## [Exercise aim]
Across the listing, count the lines that include the string "교통속보". Give nothing besides the number.
══════════════════════════════
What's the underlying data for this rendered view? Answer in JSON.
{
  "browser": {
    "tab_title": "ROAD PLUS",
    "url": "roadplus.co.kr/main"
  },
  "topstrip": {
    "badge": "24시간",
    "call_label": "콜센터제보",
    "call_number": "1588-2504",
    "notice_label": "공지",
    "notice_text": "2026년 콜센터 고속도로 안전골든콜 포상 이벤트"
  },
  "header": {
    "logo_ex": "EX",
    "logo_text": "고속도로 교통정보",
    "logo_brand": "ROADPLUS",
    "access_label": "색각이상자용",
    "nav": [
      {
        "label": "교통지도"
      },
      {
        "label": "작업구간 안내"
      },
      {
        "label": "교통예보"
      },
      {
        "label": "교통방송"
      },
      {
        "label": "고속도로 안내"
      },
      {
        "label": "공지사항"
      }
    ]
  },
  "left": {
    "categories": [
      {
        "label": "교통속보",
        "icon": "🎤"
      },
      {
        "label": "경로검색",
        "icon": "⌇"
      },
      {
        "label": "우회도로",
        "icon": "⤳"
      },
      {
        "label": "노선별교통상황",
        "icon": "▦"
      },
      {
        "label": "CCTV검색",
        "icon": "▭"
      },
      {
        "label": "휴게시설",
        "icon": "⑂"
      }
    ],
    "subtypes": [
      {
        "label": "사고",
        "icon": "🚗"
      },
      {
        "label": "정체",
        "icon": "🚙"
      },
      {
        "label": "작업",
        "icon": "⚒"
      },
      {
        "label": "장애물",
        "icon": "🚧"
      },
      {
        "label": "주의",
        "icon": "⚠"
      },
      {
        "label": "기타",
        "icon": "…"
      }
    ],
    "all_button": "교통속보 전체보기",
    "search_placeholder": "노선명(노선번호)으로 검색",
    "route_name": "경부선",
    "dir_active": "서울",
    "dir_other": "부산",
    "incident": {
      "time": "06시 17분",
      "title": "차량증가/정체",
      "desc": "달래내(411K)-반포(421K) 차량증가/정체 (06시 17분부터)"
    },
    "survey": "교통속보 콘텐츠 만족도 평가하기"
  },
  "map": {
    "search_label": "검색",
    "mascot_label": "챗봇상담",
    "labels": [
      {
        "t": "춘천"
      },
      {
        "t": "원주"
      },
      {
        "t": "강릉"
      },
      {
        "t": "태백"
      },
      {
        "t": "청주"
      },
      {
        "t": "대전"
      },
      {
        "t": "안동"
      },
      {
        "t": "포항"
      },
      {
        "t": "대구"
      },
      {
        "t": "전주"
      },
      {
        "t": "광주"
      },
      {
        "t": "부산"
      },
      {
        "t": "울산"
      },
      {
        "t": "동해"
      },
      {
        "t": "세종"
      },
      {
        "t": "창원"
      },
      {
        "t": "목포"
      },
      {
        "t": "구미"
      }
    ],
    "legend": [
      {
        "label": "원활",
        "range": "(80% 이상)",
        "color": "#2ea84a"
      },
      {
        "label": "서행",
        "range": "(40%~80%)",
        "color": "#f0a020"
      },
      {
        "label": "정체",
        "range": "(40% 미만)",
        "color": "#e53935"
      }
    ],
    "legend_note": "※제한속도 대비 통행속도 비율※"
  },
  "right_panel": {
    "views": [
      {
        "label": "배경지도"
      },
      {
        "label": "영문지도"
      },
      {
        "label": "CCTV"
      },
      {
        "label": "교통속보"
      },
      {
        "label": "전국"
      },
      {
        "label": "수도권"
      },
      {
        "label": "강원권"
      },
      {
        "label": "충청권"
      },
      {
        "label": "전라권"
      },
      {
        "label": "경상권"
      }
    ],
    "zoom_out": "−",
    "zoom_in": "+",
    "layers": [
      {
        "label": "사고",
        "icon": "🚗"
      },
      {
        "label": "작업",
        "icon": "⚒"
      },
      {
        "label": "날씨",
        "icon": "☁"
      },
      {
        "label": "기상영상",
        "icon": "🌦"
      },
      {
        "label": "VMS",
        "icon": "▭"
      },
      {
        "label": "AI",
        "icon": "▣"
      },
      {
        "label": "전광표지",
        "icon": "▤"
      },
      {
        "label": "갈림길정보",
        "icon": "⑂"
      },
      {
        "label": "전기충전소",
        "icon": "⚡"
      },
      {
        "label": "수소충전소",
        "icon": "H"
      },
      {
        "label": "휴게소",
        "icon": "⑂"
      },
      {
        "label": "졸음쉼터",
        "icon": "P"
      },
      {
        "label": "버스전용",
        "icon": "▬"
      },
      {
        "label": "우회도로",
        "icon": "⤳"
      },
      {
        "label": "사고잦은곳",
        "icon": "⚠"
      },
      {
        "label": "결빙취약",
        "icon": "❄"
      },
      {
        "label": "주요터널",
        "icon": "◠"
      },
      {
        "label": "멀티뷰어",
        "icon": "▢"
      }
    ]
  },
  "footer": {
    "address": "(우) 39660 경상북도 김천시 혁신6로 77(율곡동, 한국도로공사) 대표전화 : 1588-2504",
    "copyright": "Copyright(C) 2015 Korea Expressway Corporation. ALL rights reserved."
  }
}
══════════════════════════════
## [Solution to the exercise]
4